On April 22, Kadhem Chilab Abbas was killed in an Islamic State (IS) rocket attack in Tikrit. Unlike most deaths in the ongoing conflict in Iraq and Syria, Abbas’ death was newsworthy – as he was a naturalised New Zealand citizen.
According to media reports, Abbas arrived in New Zealand in 2003 as a refugee. While he had lived in New Zealand ever since, he made frequent trips to Iraq to visit some of his natural and adopted children. On his latest trip he answered a call to arms from the Iraqi government to resist Islamic State. He paid with his life.
Following news of Abbas’ death, New Zealand First leader Winston Peters queried the legitimacy of his refugee status:
If refugees have come here to escape a zone of fear, why then would they return to that same zone?
Peters intends to ask questions of Immigration Minister Michael Woodhouse about the circumstances of the Abbas family’s arrival in New Zealand.
Abbas’ tragic case raises interesting questions about perception in New Zealand. For example, should he be regarded as a terrorist? He did, after all, travel to Iraq and became a “foreign fighter”.
New Zealand’s Terrorism Suppression Act defines a “terrorist act” as those that include death or serious injury to one or more persons; a serious risk to the health or safety of a population; and destruction of, or serious damage to, property of great value or importance.
These outcomes must be carried out for specific purposes, including advancing ideological or religious causes, and with the intention to induce terror in a civilian population or to unduly compel or force a government to do or abstain from doing any act.
Abbas took up arms, which could lead to the death or serious injury of one or more people. He did so for ideological or religious reasons. However, because he was fighting for the Iraqi government, it is arguable that his actions should not be interpreted as a terrorist act.
Similarly, if Abbas killed any IS members, his actions would also not be treated as murder – an offence that could have resulted in his criminal prosecution in Iraq or New Zealand. This is because Abbas was part of the Iraqi “civilian army”.
So far, this appears to be the New Zealand government’s interpretation. Defence Minister Gerry Brownlee questioned the notion of people going to fight in Iraq:
It was a little strange that someone who fled war-torn Iraq as a refugee to build a new life in New Zealand would want to go back and fight, but they have that right.
New Zealanders who travel to Iraq and Syria to fight for IS can expect punitive action against them if they return. But it is unclear what, if anything, will happen to people like Abbas who fight against IS and survive to return to New Zealand. There is no indication that the NZ government regards such people as potential murderers.
Or a bogus refugee?
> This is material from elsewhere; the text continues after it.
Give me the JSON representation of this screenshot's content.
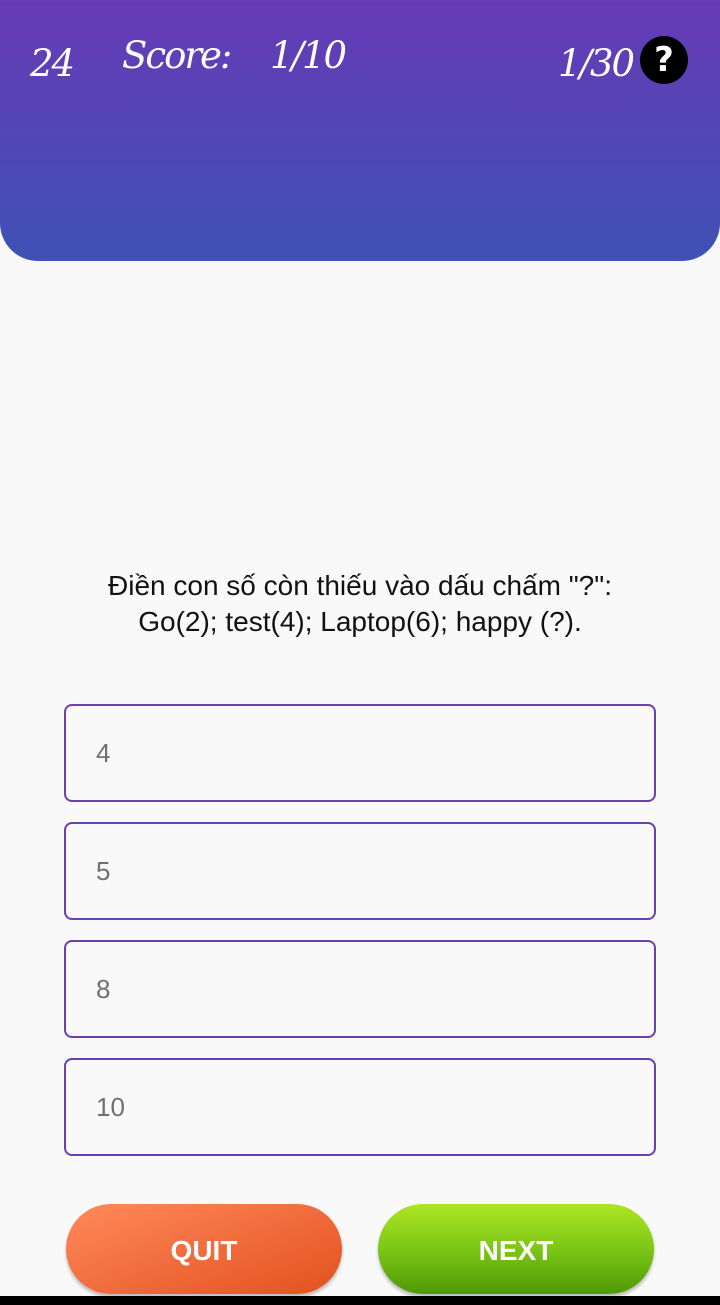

Abbas’s daughter, Hanan, described how he and some of his extended family fled Iraq during the 1992 Gulf War. They sought refuge in Iran, Malaysia and Indonesia before attempting to procure passage to Australia to seek asylum there.
The UN Refugee Convention defines a refugee as someone who has a well-founded fear of being persecuted in their home country because of race, religion or political conviction, among other reasons. Once a person is granted refugee status by New Zealand, they enjoy the right to protection, residence and the same path to citizenship by naturalisation as any other immigrant.
As a New Zealand citizen, Abbas had every right to travel to the Middle East as frequently as he wished. Whether such travel was wise is another issue.
Abbas was, by all accounts, a devout family man with children in Iraq. At least one of them was in trouble at the time of his final visit to the country. If faced with similar circumstances, Brownlee and Peters would surely empathise with Abbas’ decision.
There is no such thing as a bogus refugee. Fraudulent claims to refugee status are sometimes made, but New Zealand possesses one of the best refugee status determination processes in the world. If Abbas was granted refugee status in New Zealand, then there is little doubt that he was a genuine refugee. And he died as a New Zealand citizen.
Family loyalties are strong
This raises questions about the motivation of naturalised New Zealand citizens to return to the “countries of their birth”, especially to take up arms. What is the lure, and how can New Zealanders better understand this overriding emotional connection, which goes beyond the construct of Kiwi patriotism? Is it rooted in culture including language, religion and tribe?
Or, in this instance, is it as simple as a paternal bond with one’s children? Should more be done to ensure that people like Abbas are more integrated into New Zealand’s society so that they do not feel compelled to leave its shores to fight in a conflict where casualties mount on a daily basis?
If so, a good starting point would be to look at current immigration policy settings for family reunification.